Last to speak on the issue was Professor Peter Ramsay, who began by emphasising that although he personally disagreed with the implementation of the protocol, Brexit nevertheless marked a phenomenological change whereby the “Irish Question” had now become the “British Question”.
What he meant by this, he explained, was that Ireland now had the self-confidence to define itself as a cohesive whole – that is, to identify clear-cut Irish cultural mores – while Britain meanwhile had fallen into an identity crisis.
He pointed to a decline in the influence of the Crown, State religion and the Welfare State as symptoms of this identity crisis, and that what the protocol had proven was that Northern Ireland was a part of the UK in name only.
As always, this debate made for lively conversation on the audience floor, and when the chair opened it up to questions, some more complex issues around segregated schools and discrimination against travellers, people with disabilities and minorities, were broached with the panel.
Although these issues were only touched upon, it gave the distinct impression that there was a lot more around the issue of reunification that could have been discussed.

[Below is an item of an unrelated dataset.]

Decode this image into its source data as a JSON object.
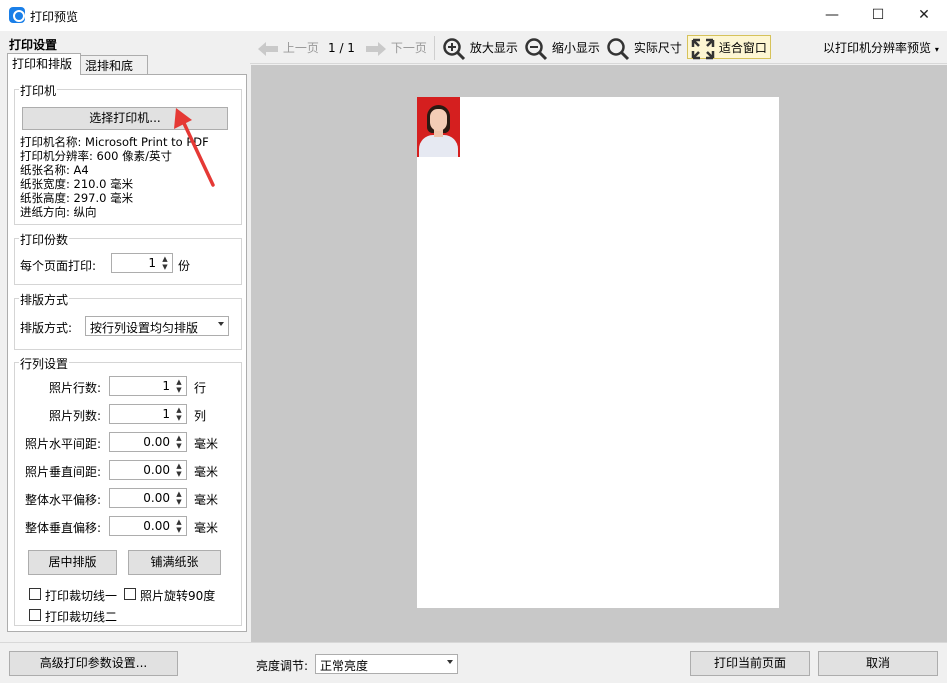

Nevertheless, as Andrée Murphy pointed out, these conversations have to start somewhere, and now that Brexit has moved the issue once again into the political mainstream – that is, out of the boardroom and into homes, pubs and dugouts at football matches – things are only likely to gather more steam as time goes on.